Ok, so I’ve managed to sort the website out now so that valvecollector.uk is the new permanent name. The redirection is in place but not finalised. It should work ok, except I broke it at first because I’d ended up with a redirection loop. Google (other search engines are available!) should update itself in due course. As I mentioned before the old domains will slowly drop out of the registry. Someone else may well grab them at that time but hey, my collection is a shadow of its former self now and I doubt it is referred to that much these days. A few years ago it ran at over 20,000 lookups a day, but back then there were 3,000 valves there.
All good things come to an end. The majority of the non-CV valves are now in their new home at the National Valve Museum, my RAF Type 4A valve tester has been sold and I will probably sell the US one too. I’m keeping the small tester, at least for now. And don’t worry, I am still hunting CVs!
…or off my trolley, not sure which.
I volunteer at a heritage railway as an S&T (signals and telegraph) technician and currently go there at least one day every week. But I remembered recently that I had been to this railway many years ago when I was a kid. Back then, we travelled to a railway station that we were not supposed to. I think I was 10 and with a friend the same age. We were allowed to play trains, i.e. travel on them but were not supposed to go far, and certainly not that far even though it’s only 25 miles or so. I have a photo taken with a very old flash-less camera of a train and, in the same shot is the station name. My mum must have seen it…
Anyway, we saw an advert (remember this was 1970-ish so no web) for a steam railway and so off we set for a 1.5 mile walk. We found the place closed, well, except for the shop. I remember I got a few secondhand railway magazines. The line was short back then, in fact I don’t think it went very far at all. Oddly I never took any photos.
Fast forward to 2018 and I signed up as a volunteer and I’ve been going there ever since. I even got to actually travel on one of the trains recently, rather than just keep out of their way. The line is now very popular and gets a lot of good press.

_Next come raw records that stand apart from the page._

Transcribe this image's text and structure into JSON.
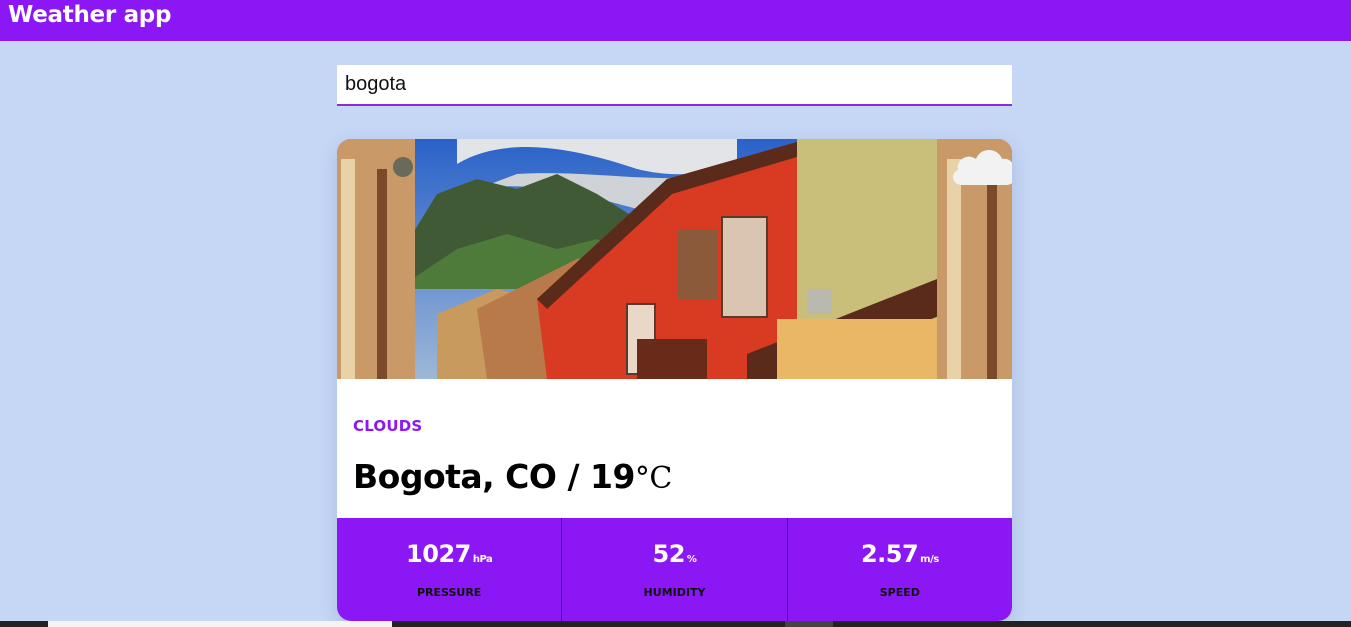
{
  "app": {
    "title": "Weather app"
  },
  "search": {
    "value": "bogota"
  },
  "weather": {
    "condition": "CLOUDS",
    "location": "Bogota, CO / 19",
    "temp_unit": "°C",
    "stats": [
      {
        "value": "1027",
        "unit": "hPa",
        "label": "PRESSURE"
      },
      {
        "value": "52",
        "unit": "%",
        "label": "HUMIDITY"
      },
      {
        "value": "2.57",
        "unit": "m/s",
        "label": "SPEED"
      }
    ]
  },
  "icons": {
    "weather": "cloud-icon"
  },
  "colors": {
    "accent": "#8b17f5",
    "background": "#c5d7f5"
  }
}
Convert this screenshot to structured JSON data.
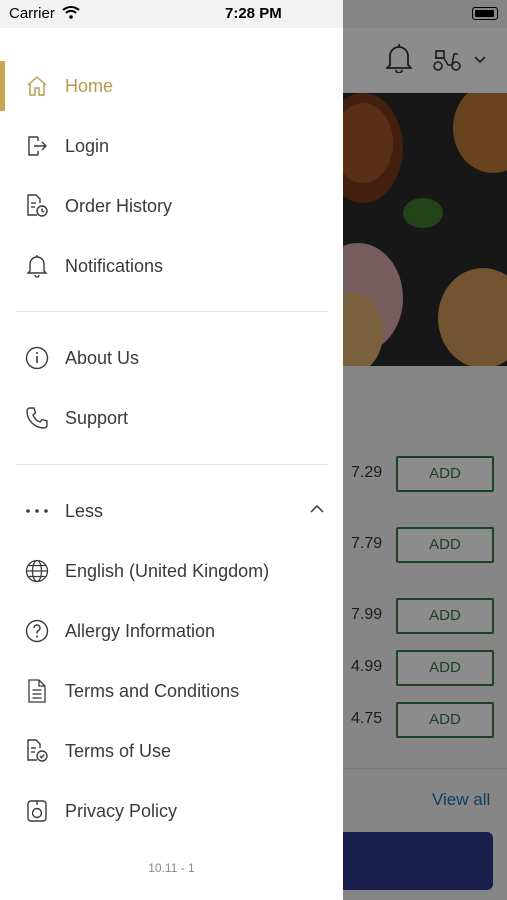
{
  "status_bar": {
    "carrier": "Carrier",
    "time": "7:28 PM"
  },
  "menu": {
    "items_top": [
      {
        "label": "Home",
        "icon": "home-icon",
        "active": true
      },
      {
        "label": "Login",
        "icon": "login-icon"
      },
      {
        "label": "Order History",
        "icon": "order-history-icon"
      },
      {
        "label": "Notifications",
        "icon": "bell-icon"
      }
    ],
    "items_mid": [
      {
        "label": "About Us",
        "icon": "info-icon"
      },
      {
        "label": "Support",
        "icon": "phone-icon"
      }
    ],
    "less": {
      "label": "Less",
      "icon": "more-dots-icon"
    },
    "items_bottom": [
      {
        "label": "English (United Kingdom)",
        "icon": "globe-icon"
      },
      {
        "label": "Allergy Information",
        "icon": "question-icon"
      },
      {
        "label": "Terms and Conditions",
        "icon": "document-icon"
      },
      {
        "label": "Terms of Use",
        "icon": "document-check-icon"
      },
      {
        "label": "Privacy Policy",
        "icon": "privacy-icon"
      }
    ],
    "version": "10.11 - 1"
  },
  "background": {
    "prices": [
      "7.29",
      "7.79",
      "7.99",
      "4.99",
      "4.75"
    ],
    "add_label": "ADD",
    "view_all": "View all"
  },
  "colors": {
    "accent": "#c7a752",
    "add_green": "#2f7a48",
    "link_blue": "#1a6fb0",
    "checkout": "#2d3a8c"
  }
}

Since I retired last year I have been taking stock of things. I ended up using tubecollector.org for the valve website years ago but I also have valvecollector.org, and the .org.uk variants of both. I have several other domains as well for all sorts of historic reasons. It’s time to cut back.
The tubecollector.org domain is valid until July 2021 at which time I will let it expire. I realise it has a very long history but everything has a cost. There is a proposal by ICANN to remove the cap on .org and also .info which may mean the prices go up. My vacuumtube.info domain will go too. That one goes in October this year (2019 if you read this later!)

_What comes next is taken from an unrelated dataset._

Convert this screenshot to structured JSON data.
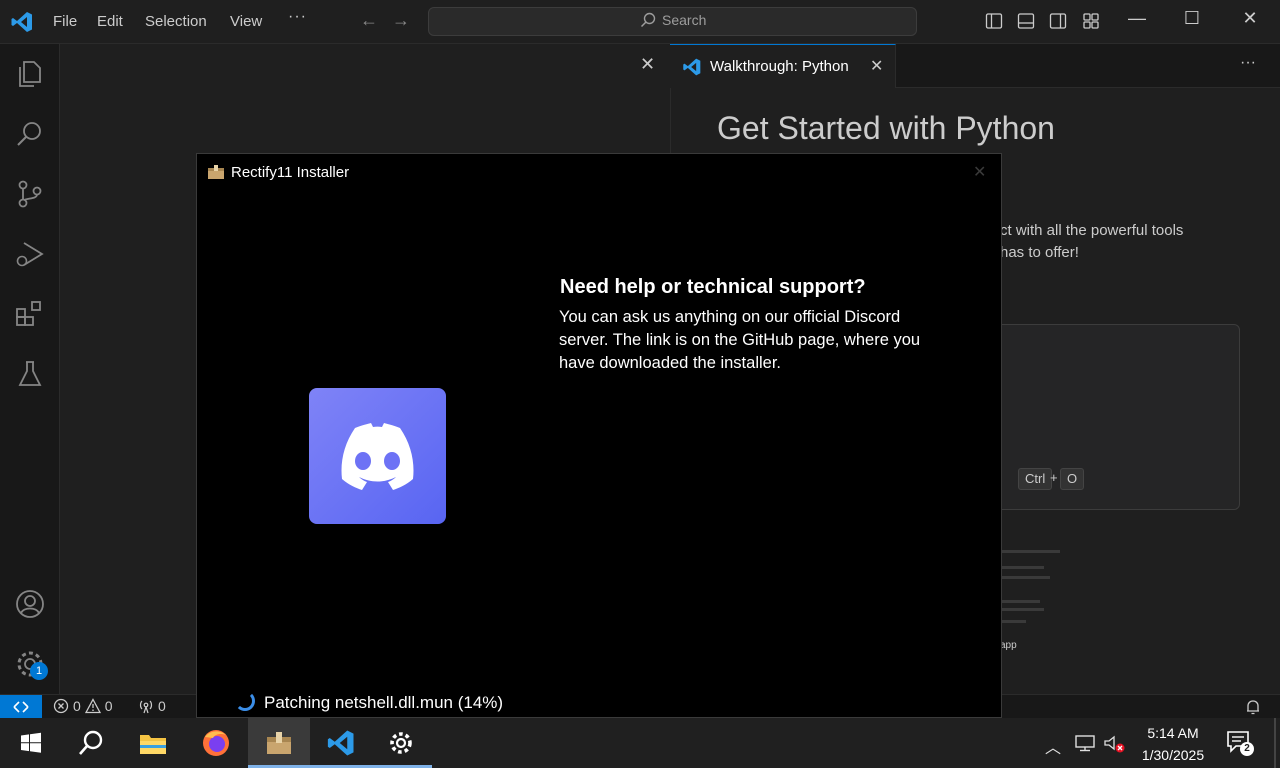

I am going to migrate the valve museum probably to valvecollector.uk but I will confirm this and also advertise it on the museum website. Redirection will go into place to that Google (other search engines are available) picks up the new location when it indexes the site.
No other changes are planned. I still collect CV valves and although there are now very few additions I do still look.